====== RECORD EXCERPTS ======

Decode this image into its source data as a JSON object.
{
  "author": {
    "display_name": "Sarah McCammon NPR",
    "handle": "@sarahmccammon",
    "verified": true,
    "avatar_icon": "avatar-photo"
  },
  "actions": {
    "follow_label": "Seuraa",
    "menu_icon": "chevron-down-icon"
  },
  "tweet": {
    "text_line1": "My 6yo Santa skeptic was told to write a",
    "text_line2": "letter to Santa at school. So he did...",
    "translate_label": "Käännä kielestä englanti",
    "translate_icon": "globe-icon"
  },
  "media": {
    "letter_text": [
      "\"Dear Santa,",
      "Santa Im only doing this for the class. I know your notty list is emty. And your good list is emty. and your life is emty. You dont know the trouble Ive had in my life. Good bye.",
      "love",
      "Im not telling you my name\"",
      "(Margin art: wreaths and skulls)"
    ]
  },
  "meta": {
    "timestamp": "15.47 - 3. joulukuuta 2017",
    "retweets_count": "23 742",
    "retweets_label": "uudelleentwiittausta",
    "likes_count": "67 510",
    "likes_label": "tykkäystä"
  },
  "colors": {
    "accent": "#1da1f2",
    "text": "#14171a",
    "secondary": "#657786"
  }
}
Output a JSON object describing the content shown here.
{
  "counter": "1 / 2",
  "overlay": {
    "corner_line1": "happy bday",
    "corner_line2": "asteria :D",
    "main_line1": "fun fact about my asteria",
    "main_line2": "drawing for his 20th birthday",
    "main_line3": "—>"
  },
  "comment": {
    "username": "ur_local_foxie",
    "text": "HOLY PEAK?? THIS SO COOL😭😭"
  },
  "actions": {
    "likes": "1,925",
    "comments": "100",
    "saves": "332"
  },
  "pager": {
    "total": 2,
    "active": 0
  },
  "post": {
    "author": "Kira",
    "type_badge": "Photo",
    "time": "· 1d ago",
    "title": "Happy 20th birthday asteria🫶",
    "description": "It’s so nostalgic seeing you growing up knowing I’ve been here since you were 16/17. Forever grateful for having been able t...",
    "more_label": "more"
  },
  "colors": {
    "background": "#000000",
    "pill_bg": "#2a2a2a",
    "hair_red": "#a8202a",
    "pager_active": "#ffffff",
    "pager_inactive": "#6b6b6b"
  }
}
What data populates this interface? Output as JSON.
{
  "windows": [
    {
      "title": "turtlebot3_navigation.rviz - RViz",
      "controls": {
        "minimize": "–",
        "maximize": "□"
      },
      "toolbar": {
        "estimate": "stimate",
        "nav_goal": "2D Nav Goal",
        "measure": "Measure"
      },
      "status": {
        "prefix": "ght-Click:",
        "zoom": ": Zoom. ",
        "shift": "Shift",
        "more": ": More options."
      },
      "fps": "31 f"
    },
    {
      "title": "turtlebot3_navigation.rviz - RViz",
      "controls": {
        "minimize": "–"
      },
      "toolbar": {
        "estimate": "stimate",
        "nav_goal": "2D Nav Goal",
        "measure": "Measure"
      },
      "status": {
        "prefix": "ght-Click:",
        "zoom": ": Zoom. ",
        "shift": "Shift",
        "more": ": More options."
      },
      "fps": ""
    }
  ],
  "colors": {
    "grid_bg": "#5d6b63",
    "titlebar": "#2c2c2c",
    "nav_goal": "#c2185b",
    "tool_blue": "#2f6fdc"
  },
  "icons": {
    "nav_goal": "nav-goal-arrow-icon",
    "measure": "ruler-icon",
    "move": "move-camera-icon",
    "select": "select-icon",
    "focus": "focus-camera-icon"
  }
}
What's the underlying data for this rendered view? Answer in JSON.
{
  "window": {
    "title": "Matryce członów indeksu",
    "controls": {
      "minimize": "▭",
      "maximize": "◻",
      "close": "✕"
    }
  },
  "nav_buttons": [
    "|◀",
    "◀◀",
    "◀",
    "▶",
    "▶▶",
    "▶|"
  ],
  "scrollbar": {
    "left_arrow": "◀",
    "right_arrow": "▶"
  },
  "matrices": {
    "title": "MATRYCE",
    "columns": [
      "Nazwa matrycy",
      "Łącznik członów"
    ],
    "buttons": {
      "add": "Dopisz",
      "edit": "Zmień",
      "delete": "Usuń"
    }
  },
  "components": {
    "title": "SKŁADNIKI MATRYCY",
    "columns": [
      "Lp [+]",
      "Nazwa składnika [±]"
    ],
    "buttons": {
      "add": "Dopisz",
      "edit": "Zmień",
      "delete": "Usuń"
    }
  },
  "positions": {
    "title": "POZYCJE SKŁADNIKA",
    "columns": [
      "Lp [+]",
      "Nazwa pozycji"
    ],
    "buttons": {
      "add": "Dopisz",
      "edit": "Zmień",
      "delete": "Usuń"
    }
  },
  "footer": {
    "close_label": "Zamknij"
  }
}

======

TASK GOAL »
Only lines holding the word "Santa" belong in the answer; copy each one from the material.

ANSWER TO THE PROBLEM »
    "text_line1": "My 6yo Santa skeptic was told to write a",
    "text_line2": "letter to Santa at school. So he did...",
      "\"Dear Santa,",
      "Santa Im only doing this for the class. I know your notty list is emty. And your good list is emty. and your life is emty. You dont know the trouble Ive had in my life. Good bye.",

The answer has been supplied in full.